Circle of Ancient Iranian Studies
& CULTURAL NEWS OF IRANIAN WORLD©
Protects Storied Bactrian Treasure
13 June 2006
Cybele Plaque, among the Bactrian treasure on display at the presidential
palace in Kabul
(CAIS) -- By
than two decades of war and conflict in former Iranian province, today known as
Afghanistan had a catastrophic effect on the region's rich and unique cultural
and historical heritage. But some ancient works of art survived unscathed. They
include the famed Bactrian gold collection. The cache lay dormant under the Hill
of Gold, or Tillya-tepe, for 2,000 years until Soviet archeologists exposed it
shortly before the 1979 Soviet invasion. Decades later, it was rediscovered and
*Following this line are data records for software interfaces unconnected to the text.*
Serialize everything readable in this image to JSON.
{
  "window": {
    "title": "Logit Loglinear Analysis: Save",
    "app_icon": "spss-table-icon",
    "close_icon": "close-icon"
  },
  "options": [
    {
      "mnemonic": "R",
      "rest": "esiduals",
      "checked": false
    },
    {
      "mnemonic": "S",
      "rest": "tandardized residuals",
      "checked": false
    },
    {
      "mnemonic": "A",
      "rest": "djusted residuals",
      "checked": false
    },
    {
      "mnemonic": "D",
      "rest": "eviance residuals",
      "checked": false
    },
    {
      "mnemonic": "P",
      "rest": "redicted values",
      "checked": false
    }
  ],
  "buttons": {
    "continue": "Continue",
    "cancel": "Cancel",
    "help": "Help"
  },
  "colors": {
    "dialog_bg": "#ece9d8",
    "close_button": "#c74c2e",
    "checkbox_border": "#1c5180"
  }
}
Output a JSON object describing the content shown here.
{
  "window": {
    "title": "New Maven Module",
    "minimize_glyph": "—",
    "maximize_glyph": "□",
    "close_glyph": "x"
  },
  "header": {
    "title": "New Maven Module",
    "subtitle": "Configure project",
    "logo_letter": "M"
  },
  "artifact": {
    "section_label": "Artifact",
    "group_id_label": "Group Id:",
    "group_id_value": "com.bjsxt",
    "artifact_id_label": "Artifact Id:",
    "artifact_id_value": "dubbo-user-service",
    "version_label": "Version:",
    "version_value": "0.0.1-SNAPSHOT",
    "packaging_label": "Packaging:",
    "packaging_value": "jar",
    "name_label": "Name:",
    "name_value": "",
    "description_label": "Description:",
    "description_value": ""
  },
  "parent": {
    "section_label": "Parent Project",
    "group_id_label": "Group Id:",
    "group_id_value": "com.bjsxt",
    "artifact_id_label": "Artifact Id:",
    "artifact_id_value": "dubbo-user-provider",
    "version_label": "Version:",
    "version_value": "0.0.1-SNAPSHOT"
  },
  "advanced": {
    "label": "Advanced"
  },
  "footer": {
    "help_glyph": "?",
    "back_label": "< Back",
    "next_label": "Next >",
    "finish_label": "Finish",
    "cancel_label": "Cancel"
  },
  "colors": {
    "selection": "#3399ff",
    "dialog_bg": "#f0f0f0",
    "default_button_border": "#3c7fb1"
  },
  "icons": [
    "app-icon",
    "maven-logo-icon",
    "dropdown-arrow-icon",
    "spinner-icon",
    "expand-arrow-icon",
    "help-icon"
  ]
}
unveiled in 2003 to ease fears that it had been plundered during wartime. This
news-article examines the storied Bactrian gold -- and why Afghans and the rest
of the world must wait to see it.
parliament -- eager to protect what remains of the country's heritage -- in May
rejected a proposal to send the Bactrian gold on a world tour.
The priceless collection has been displayed only rarely, and very few people
have ever seen it.
But the director of Kabul's national museum, Omara Khan Massoudi, is among the
"They are very delicate pieces," Massoudi says. "Gold pieces
constitute most of the treasure, and they doubtlessly have great value in
shedding light on the history of land and its elegant arts. We are proud that we
still have the collection with us."
Found at a 2,000-year-old burial site, Massoudi says the collection contains
thousands of pieces of gold jewelry, figurines, funeral ornaments, and personal
The hoard was discovered in 1978 and 1979 by a group of Afghan and Soviet
archeologists led by a Greek-Russian archaeologist named Victor Sariyannidis.
"The Bactrian treasure was found in Jowzjan Province in six graves that
belong to the first century BCE and the first decade of the Common Era
calendar," Massoudi says. "It totaled 21,618 pieces. It was delivered
to the National Museum the same year, in 1979."
Out Of Sight, Not Mind
About a year later, some of the pieces were displayed briefly in an exhibition
at the museum in Kabul. But with the arrival of Soviet troops and other threats,
the treasure was hidden away in the museum.
In 1988, the gold pieces were transferred to a highly secure vault within the
central bank at the compound of the Afghan presidential palace. The treasure was
viewed only once in the next few years -- when President Mohammad Najibullah
wanted foreign diplomats to see that the Soviets had not absconded with (eds:
"During the rule of Dr. Najibullah, we had a one-day exhibition of these
works in the Arg Palace," Massoudi says.
Years of civil war followed, during which a significant portion of Afghanistan's
historical heritage was looted or destroyed.
Loyal bankers thwarted efforts by various sides in the ensuing years to even see
the Bactrian gold. But such secrecy also spawned speculation that the treasure
had been lost, stolen, or perhaps worse: melted down.
Finally, after the central bank's vaults were opened in 2003, the country was
assured that the treasure was safe.
An internationally aided inventory followed, and the 22,000 pieces were
photographed and catalogued in Dari and English.
In 2004, several items were displayed to selected guests -- including President
Hamid Karzai, cabinet ministers, foreign diplomats, and some media.
National Museum Director Massoudi says security concerns, inadequate facilities
to house the treasure, and a lack of expertise conspire against the Afghan
public, which will have to wait to see the Bactrian gold:
"It is very difficult for me to predict [when the Bactrian gold might be
displayed publicly]," Massoudi says. "As you know, Kabul's National
Museum was severely damaged during the civil war -- [about 70 percent of] its
items were looted. Following the fall of the Taliban, with the Culture Ministry
and the help of international organizations -- especially UNESCO -- we have done
our best to restore the museum. But we are still facing many problems."
Protected For Posterity
The world will also have to wait to see the ancient Iranian treasure. The
parliament in May rejected a proposal to exhibit the collection in a tour of
European and U.S. museums.
Parliamentarian Shukria Barekzai tells that too many risks are involved to allow
this iconic treasure to travel.
"Lack of strong insurance from a reliable company was one issue. There were
also concerns that these objects could be destroyed or damaged," Barekzai
says. "Their packing was also of concern -- and [there were fears] that
they could be replaced with replicas. All of these led to the decision [not to
tour it]. We don't want to lose what is left of our historical heritage. We have
lost enough of our archeological heritage. We have to do our best to preserve
what is left."
is the Light on the Path to Future"
British Institute of Persian Studies